• **What this task involves**
Copy all lines of the listing that include the string "Lajos".

• **Given records**
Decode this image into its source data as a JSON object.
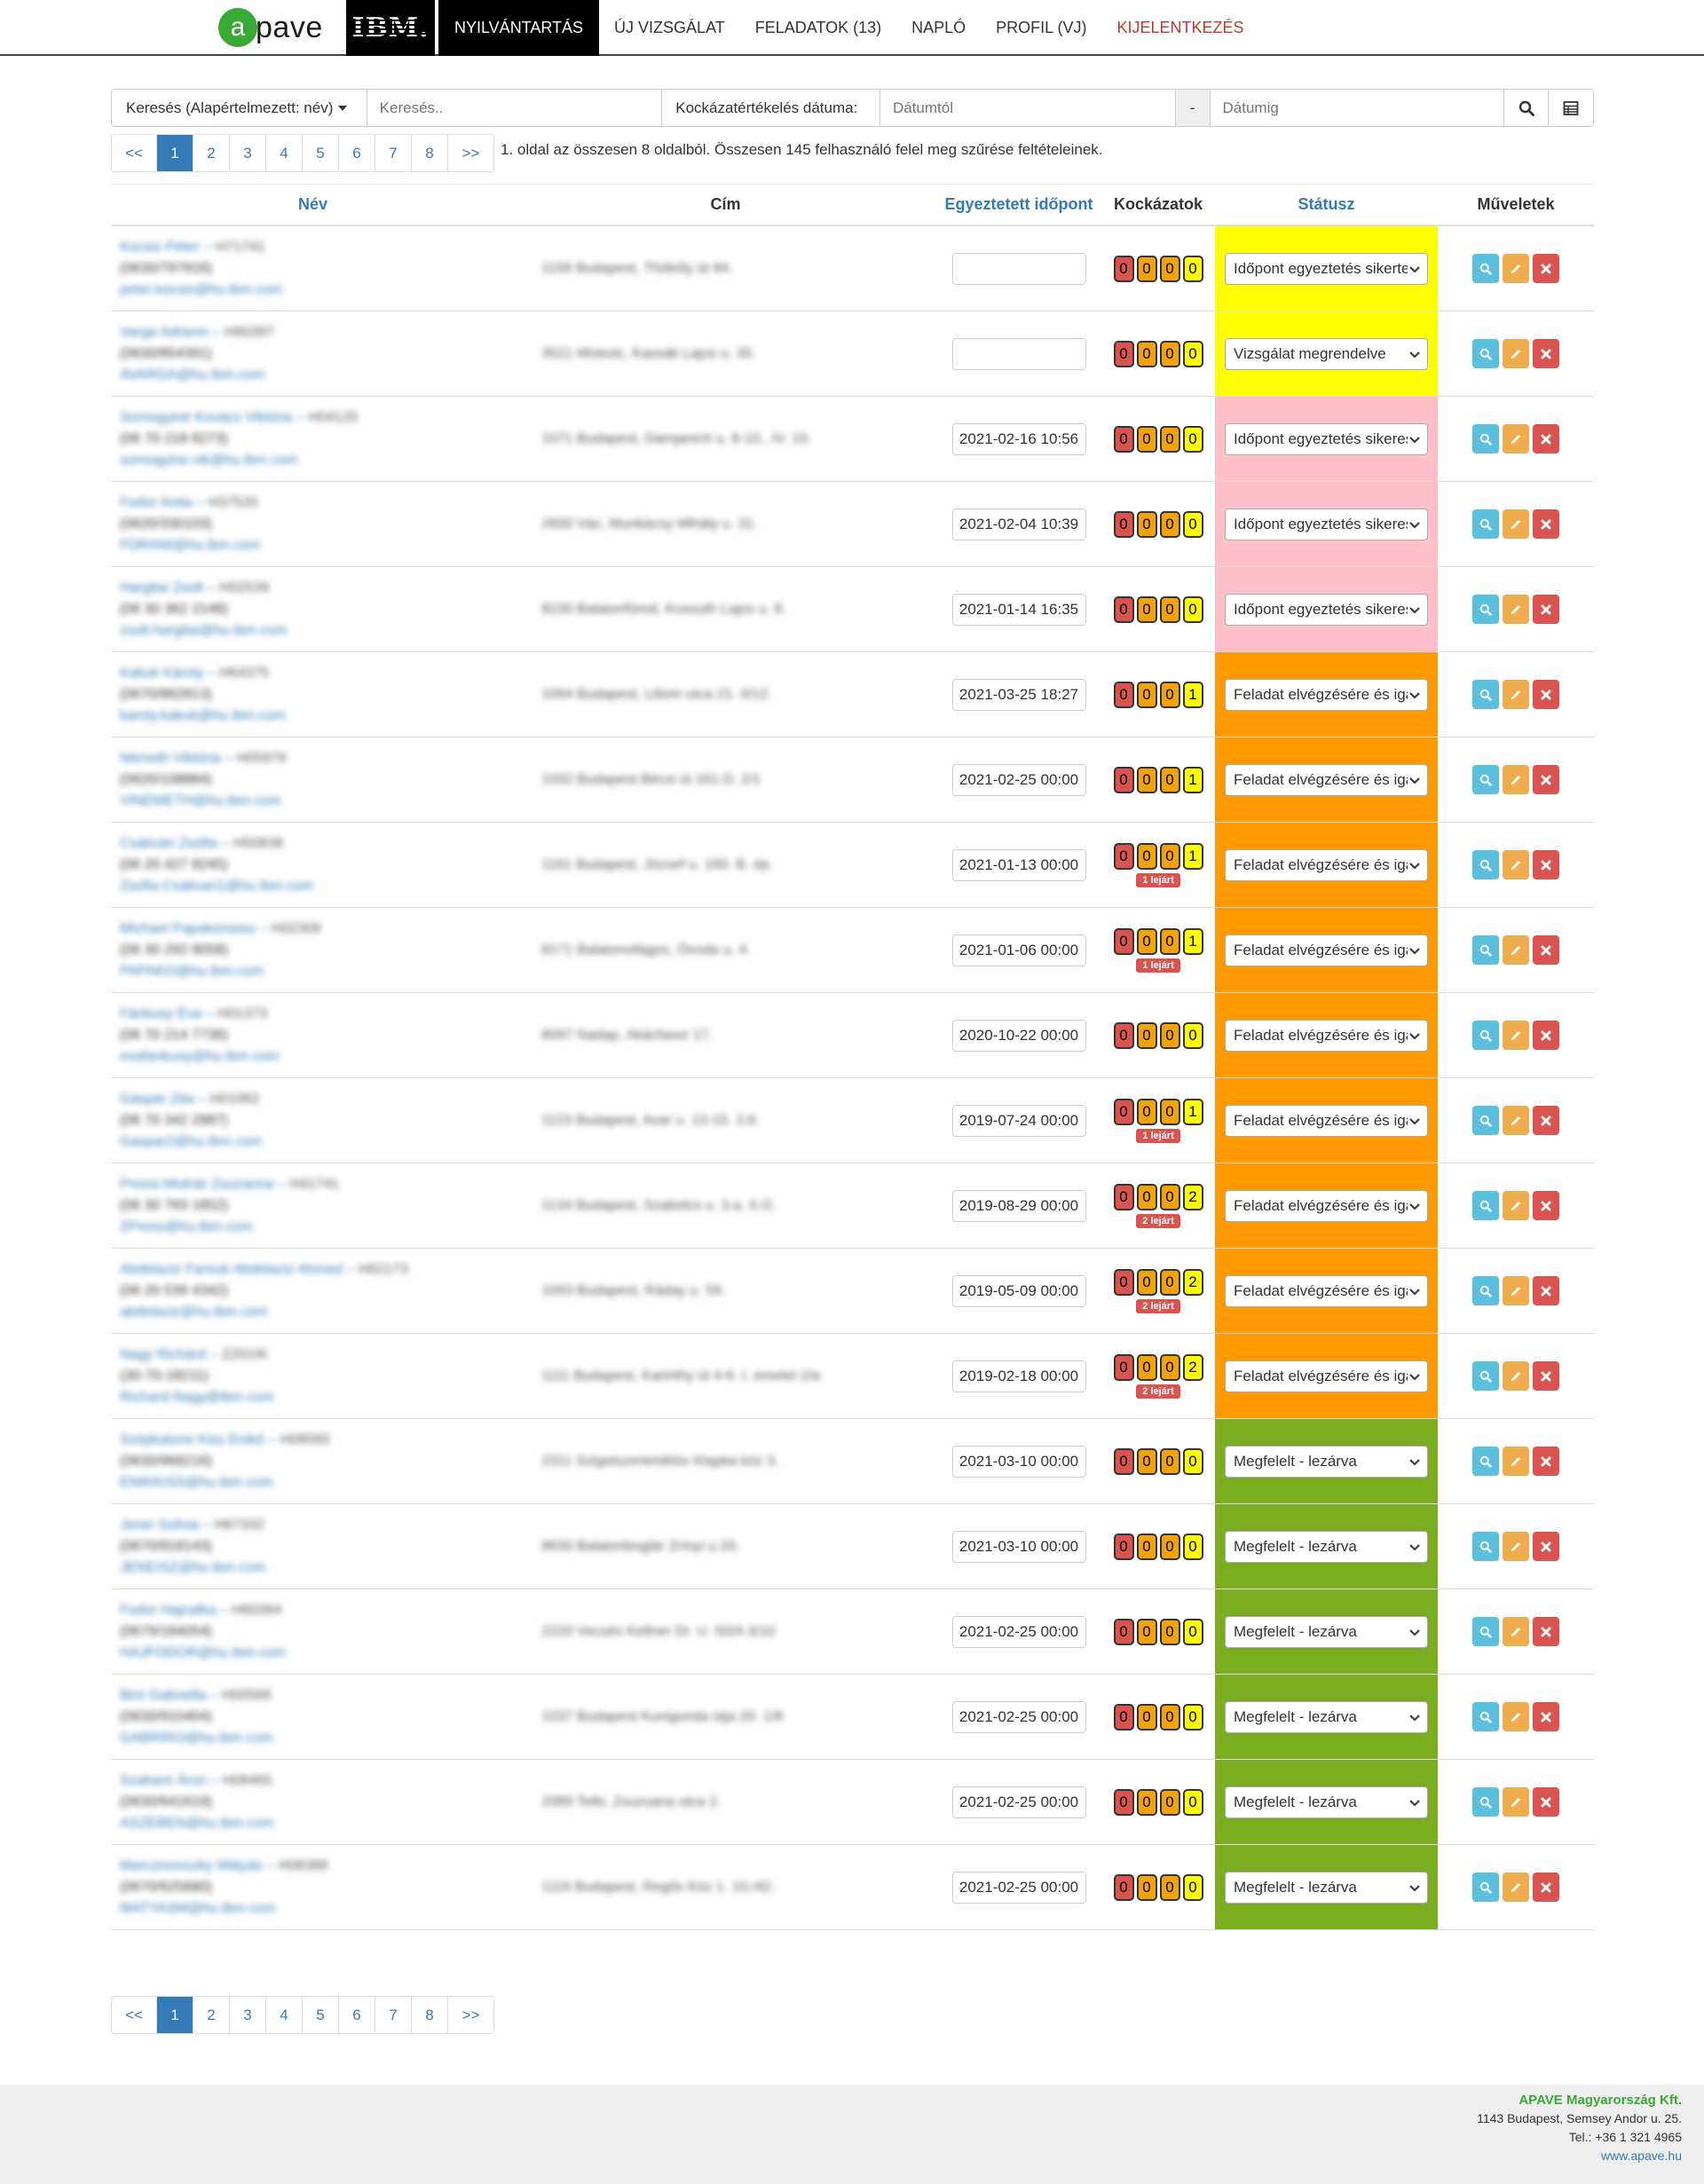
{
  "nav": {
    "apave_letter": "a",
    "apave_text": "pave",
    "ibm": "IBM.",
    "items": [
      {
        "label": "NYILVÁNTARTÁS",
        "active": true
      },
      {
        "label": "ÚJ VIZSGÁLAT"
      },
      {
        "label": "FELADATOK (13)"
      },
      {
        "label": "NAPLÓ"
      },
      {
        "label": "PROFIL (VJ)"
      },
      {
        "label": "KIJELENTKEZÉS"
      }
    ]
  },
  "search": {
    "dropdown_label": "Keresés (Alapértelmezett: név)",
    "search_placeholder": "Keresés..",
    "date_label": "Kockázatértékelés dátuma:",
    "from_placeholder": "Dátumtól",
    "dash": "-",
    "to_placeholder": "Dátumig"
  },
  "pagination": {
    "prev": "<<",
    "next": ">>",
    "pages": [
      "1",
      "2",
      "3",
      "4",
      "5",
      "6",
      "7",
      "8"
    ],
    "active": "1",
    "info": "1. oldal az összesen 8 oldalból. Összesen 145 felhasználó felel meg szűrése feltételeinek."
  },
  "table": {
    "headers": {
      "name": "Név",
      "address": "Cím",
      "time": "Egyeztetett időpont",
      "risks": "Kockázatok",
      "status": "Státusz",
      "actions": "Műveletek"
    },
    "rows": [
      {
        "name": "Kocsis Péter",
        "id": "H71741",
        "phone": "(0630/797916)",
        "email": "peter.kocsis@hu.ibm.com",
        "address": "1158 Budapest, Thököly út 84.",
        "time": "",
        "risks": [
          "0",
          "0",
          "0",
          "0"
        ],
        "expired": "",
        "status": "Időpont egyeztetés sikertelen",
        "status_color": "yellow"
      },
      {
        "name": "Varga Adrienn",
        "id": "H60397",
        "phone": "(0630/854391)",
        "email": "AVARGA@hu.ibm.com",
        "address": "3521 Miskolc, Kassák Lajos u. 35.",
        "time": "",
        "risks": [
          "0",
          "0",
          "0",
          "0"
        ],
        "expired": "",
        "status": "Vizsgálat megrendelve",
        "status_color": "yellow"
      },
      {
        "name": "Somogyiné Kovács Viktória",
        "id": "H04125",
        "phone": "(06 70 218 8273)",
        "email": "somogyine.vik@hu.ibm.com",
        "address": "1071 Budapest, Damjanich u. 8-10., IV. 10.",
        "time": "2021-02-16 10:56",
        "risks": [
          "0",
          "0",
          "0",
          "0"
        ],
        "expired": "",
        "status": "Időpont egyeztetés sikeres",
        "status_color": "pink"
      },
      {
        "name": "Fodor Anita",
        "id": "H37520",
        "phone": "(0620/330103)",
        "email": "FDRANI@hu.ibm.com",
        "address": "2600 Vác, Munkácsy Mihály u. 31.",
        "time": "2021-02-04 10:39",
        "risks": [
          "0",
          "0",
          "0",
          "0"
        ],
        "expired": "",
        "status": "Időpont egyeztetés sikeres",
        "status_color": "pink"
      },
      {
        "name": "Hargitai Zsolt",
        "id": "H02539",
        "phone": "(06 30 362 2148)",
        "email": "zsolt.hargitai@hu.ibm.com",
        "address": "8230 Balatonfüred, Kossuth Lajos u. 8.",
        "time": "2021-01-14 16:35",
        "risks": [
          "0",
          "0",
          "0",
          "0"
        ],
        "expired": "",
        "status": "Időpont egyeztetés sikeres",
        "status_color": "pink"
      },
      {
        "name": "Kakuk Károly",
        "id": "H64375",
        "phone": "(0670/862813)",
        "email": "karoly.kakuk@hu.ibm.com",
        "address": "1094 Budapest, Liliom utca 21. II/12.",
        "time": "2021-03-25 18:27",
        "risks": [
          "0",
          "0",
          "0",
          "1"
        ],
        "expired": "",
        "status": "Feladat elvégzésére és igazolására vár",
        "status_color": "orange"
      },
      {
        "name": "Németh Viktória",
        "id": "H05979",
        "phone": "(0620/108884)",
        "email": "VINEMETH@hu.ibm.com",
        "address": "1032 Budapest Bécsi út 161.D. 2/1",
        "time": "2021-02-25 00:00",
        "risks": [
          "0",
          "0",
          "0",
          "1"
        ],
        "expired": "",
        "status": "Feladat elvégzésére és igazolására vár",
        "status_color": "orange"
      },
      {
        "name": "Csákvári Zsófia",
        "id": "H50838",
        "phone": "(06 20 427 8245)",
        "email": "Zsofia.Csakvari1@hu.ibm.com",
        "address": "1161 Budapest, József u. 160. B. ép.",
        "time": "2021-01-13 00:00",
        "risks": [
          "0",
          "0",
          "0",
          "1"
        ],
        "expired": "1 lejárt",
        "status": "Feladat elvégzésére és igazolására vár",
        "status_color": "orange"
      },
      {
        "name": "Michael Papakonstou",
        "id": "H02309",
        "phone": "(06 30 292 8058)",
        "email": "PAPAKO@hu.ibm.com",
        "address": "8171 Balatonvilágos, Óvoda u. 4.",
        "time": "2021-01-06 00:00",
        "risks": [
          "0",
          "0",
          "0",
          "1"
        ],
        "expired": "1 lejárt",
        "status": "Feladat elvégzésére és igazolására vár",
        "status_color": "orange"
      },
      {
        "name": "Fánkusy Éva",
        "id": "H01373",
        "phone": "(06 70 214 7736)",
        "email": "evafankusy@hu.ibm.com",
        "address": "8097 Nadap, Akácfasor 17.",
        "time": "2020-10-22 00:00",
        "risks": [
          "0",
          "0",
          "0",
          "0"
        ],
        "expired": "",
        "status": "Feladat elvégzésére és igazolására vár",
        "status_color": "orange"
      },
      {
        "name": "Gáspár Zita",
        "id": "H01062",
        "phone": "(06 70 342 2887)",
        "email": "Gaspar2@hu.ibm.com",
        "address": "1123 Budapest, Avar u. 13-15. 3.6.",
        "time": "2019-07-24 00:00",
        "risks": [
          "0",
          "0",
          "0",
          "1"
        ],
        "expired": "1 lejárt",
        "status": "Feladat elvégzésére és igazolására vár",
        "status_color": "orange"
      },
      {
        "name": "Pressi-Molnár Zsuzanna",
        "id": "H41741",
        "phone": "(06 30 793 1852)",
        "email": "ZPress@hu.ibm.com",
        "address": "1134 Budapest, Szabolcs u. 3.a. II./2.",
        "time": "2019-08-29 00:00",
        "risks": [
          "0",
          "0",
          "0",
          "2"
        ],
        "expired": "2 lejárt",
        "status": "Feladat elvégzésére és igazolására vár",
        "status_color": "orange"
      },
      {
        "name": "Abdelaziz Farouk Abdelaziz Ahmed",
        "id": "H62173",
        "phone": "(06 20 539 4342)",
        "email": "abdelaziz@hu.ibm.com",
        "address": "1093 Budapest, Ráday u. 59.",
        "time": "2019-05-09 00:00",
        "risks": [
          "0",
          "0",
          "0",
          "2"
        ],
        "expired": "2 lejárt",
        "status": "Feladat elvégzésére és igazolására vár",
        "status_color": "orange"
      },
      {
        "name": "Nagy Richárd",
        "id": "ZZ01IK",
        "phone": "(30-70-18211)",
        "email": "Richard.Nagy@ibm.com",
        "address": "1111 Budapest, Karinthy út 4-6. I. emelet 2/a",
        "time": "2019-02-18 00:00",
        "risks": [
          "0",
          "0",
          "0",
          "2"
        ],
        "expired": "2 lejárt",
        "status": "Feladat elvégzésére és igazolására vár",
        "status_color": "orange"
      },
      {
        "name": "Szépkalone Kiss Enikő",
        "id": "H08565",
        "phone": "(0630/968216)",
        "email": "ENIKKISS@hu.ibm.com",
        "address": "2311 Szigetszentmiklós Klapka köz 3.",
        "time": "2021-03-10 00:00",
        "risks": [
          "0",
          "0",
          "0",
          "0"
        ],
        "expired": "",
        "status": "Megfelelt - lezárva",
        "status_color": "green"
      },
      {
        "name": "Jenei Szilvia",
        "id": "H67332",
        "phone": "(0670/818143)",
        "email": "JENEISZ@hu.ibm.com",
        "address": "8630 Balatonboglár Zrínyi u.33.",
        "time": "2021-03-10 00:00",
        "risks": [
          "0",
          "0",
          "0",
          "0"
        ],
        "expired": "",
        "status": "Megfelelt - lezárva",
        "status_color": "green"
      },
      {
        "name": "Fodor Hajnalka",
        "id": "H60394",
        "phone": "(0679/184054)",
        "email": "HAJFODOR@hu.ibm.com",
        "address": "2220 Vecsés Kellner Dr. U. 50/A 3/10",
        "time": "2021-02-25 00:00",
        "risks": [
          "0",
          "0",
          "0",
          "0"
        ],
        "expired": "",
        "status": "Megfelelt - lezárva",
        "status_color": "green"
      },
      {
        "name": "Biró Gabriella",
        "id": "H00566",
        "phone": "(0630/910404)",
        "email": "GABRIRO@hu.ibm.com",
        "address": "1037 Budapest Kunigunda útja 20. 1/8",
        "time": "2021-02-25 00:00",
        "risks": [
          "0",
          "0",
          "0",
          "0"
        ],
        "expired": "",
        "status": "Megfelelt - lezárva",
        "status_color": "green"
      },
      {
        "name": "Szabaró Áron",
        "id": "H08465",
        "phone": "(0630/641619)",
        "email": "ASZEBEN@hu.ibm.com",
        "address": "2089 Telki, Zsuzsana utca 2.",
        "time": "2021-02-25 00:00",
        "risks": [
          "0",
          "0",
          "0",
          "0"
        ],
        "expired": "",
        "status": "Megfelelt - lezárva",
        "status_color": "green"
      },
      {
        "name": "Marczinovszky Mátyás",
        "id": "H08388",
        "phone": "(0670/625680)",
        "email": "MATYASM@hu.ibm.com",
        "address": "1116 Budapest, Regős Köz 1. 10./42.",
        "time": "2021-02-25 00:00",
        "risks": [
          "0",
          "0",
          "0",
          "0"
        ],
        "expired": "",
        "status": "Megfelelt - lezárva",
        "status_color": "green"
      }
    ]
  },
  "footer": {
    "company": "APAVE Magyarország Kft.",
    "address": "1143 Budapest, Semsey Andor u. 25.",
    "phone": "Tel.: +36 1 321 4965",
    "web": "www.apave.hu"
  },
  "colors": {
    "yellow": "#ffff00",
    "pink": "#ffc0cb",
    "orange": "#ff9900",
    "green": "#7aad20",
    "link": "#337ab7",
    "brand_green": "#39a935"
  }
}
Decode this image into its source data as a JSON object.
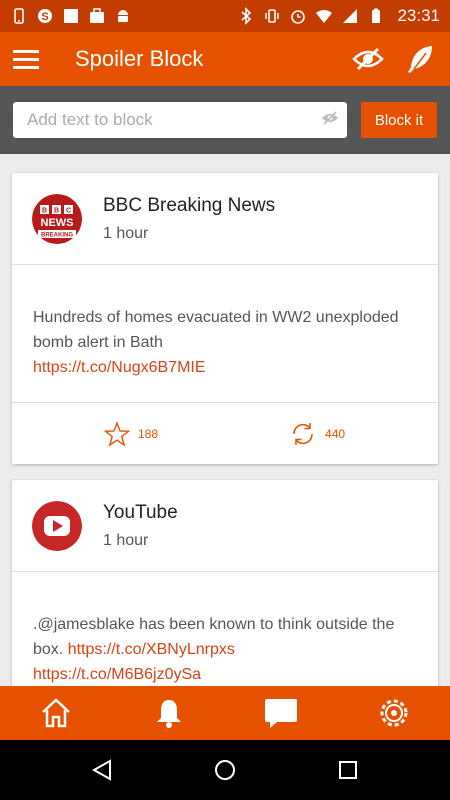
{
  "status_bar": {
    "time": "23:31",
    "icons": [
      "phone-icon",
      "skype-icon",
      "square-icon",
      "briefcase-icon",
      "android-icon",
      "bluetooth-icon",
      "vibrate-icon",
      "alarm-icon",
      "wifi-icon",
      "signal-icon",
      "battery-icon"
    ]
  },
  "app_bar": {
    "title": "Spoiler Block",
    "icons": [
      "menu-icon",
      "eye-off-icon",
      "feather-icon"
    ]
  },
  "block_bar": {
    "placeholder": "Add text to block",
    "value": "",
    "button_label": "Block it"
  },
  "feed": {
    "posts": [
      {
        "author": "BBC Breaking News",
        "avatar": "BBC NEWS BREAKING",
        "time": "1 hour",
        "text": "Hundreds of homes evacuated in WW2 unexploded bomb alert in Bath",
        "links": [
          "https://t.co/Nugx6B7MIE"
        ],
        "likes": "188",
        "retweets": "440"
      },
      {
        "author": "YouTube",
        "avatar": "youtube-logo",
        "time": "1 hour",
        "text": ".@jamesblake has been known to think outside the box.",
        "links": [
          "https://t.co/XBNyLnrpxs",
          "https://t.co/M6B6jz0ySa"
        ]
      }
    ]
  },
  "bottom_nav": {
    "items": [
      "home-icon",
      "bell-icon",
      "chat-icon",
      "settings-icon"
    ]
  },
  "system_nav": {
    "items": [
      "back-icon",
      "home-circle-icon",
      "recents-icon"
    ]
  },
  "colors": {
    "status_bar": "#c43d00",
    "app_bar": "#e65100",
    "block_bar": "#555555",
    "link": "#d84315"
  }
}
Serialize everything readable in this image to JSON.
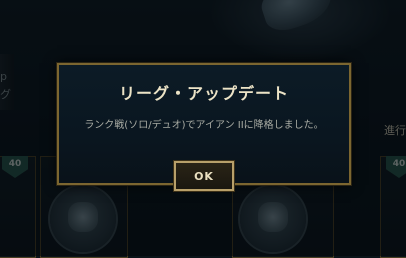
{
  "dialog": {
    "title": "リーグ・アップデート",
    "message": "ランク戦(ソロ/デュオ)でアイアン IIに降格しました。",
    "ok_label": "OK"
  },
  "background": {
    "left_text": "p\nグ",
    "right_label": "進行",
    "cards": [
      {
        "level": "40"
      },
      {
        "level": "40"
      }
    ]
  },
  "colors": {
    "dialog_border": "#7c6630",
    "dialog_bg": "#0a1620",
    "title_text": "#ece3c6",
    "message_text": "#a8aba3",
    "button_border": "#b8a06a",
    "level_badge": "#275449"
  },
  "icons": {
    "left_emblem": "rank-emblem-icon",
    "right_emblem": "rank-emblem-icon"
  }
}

• **Result of the exercise**
        "address": "3521 Miskolc, Kassák Lajos u. 35.",
        "address": "8230 Balatonfüred, Kossuth Lajos u. 8.",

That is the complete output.